Dataset entries
============================================================
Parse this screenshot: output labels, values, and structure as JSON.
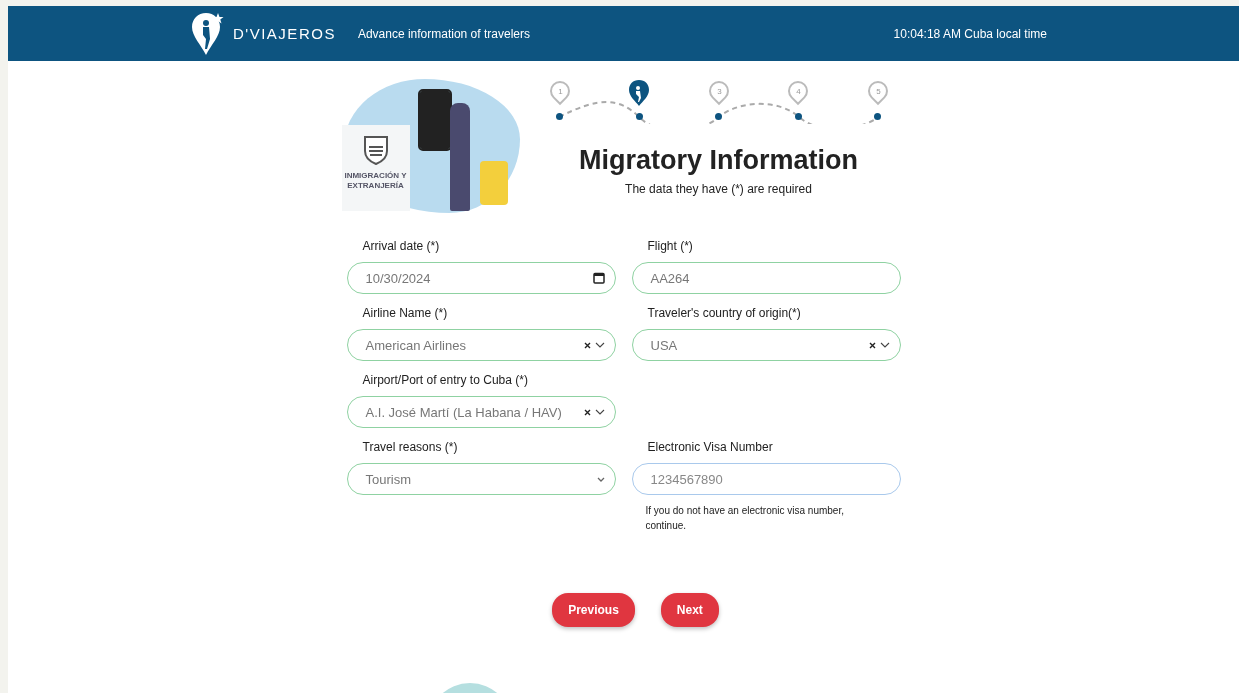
{
  "header": {
    "brand": "D'VIAJEROS",
    "subtitle": "Advance information of travelers",
    "clock": "10:04:18 AM Cuba local time"
  },
  "illustration": {
    "sign_text": "INMIGRACIÓN Y EXTRANJERÍA"
  },
  "steps": [
    {
      "label": "1",
      "selected": false
    },
    {
      "selected": true
    },
    {
      "label": "3",
      "selected": false
    },
    {
      "label": "4",
      "selected": false
    },
    {
      "label": "5",
      "selected": false
    }
  ],
  "title": "Migratory Information",
  "subtitle": "The data they have (*) are required",
  "rows": [
    {
      "fields": [
        {
          "kind": "date",
          "label": "Arrival date (*)",
          "value": "10/30/2024",
          "valid": true
        },
        {
          "kind": "text",
          "label": "Flight (*)",
          "value": "AA264",
          "valid": true
        }
      ]
    },
    {
      "fields": [
        {
          "kind": "combo",
          "label": "Airline Name (*)",
          "value": "American Airlines",
          "valid": true
        },
        {
          "kind": "combo",
          "label": "Traveler's country of origin(*)",
          "value": "USA",
          "valid": true
        }
      ]
    },
    {
      "fields": [
        {
          "kind": "combo",
          "label": "Airport/Port of entry to Cuba (*)",
          "value": "A.I. José Martí (La Habana / HAV)",
          "valid": true
        }
      ]
    },
    {
      "fields": [
        {
          "kind": "select",
          "label": "Travel reasons (*)",
          "value": "Tourism",
          "valid": true
        },
        {
          "kind": "text",
          "label": "Electronic Visa Number",
          "placeholder": "1234567890",
          "valid": false,
          "hint": "If you do not have an electronic visa number, continue."
        }
      ]
    }
  ],
  "buttons": [
    "Previous",
    "Next"
  ]
}
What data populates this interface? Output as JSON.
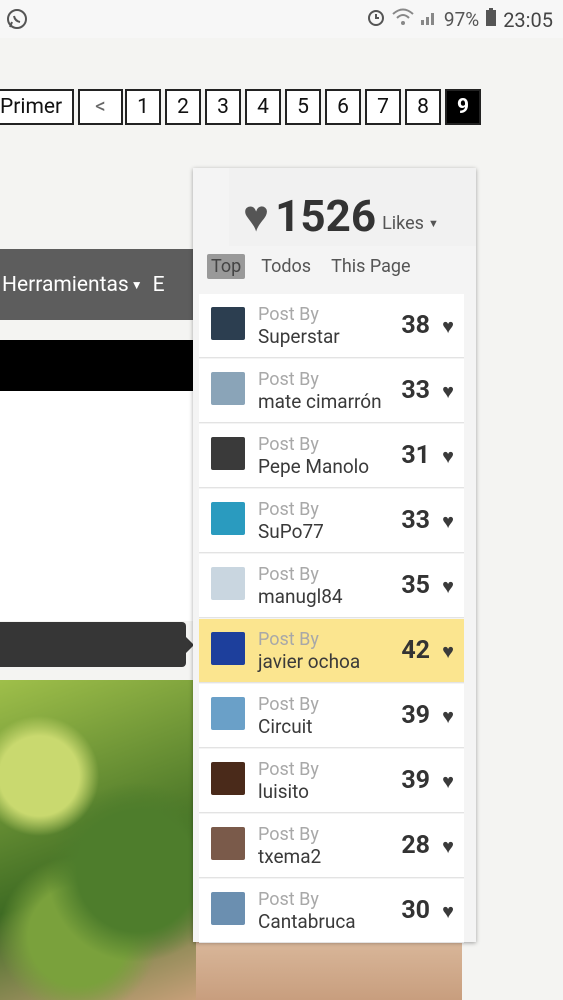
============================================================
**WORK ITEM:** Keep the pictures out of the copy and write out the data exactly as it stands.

**THE COMPLETED TASK:**
Parse this screenshot: output labels, values, and structure as JSON.
{
  "header": {
    "brand": "D'VIAJEROS",
    "subtitle": "Advance information of travelers",
    "clock": "10:04:18 AM Cuba local time"
  },
  "illustration": {
    "sign_text": "INMIGRACIÓN Y EXTRANJERÍA"
  },
  "steps": [
    {
      "label": "1",
      "selected": false
    },
    {
      "selected": true
    },
    {
      "label": "3",
      "selected": false
    },
    {
      "label": "4",
      "selected": false
    },
    {
      "label": "5",
      "selected": false
    }
  ],
  "title": "Migratory Information",
  "subtitle": "The data they have (*) are required",
  "rows": [
    {
      "fields": [
        {
          "kind": "date",
          "label": "Arrival date (*)",
          "value": "10/30/2024",
          "valid": true
        },
        {
          "kind": "text",
          "label": "Flight (*)",
          "value": "AA264",
          "valid": true
        }
      ]
    },
    {
      "fields": [
        {
          "kind": "combo",
          "label": "Airline Name (*)",
          "value": "American Airlines",
          "valid": true
        },
        {
          "kind": "combo",
          "label": "Traveler's country of origin(*)",
          "value": "USA",
          "valid": true
        }
      ]
    },
    {
      "fields": [
        {
          "kind": "combo",
          "label": "Airport/Port of entry to Cuba (*)",
          "value": "A.I. José Martí (La Habana / HAV)",
          "valid": true
        }
      ]
    },
    {
      "fields": [
        {
          "kind": "select",
          "label": "Travel reasons (*)",
          "value": "Tourism",
          "valid": true
        },
        {
          "kind": "text",
          "label": "Electronic Visa Number",
          "placeholder": "1234567890",
          "valid": false,
          "hint": "If you do not have an electronic visa number, continue."
        }
      ]
    }
  ],
  "buttons": [
    "Previous",
    "Next"
  ]
}
What data populates this interface? Output as JSON.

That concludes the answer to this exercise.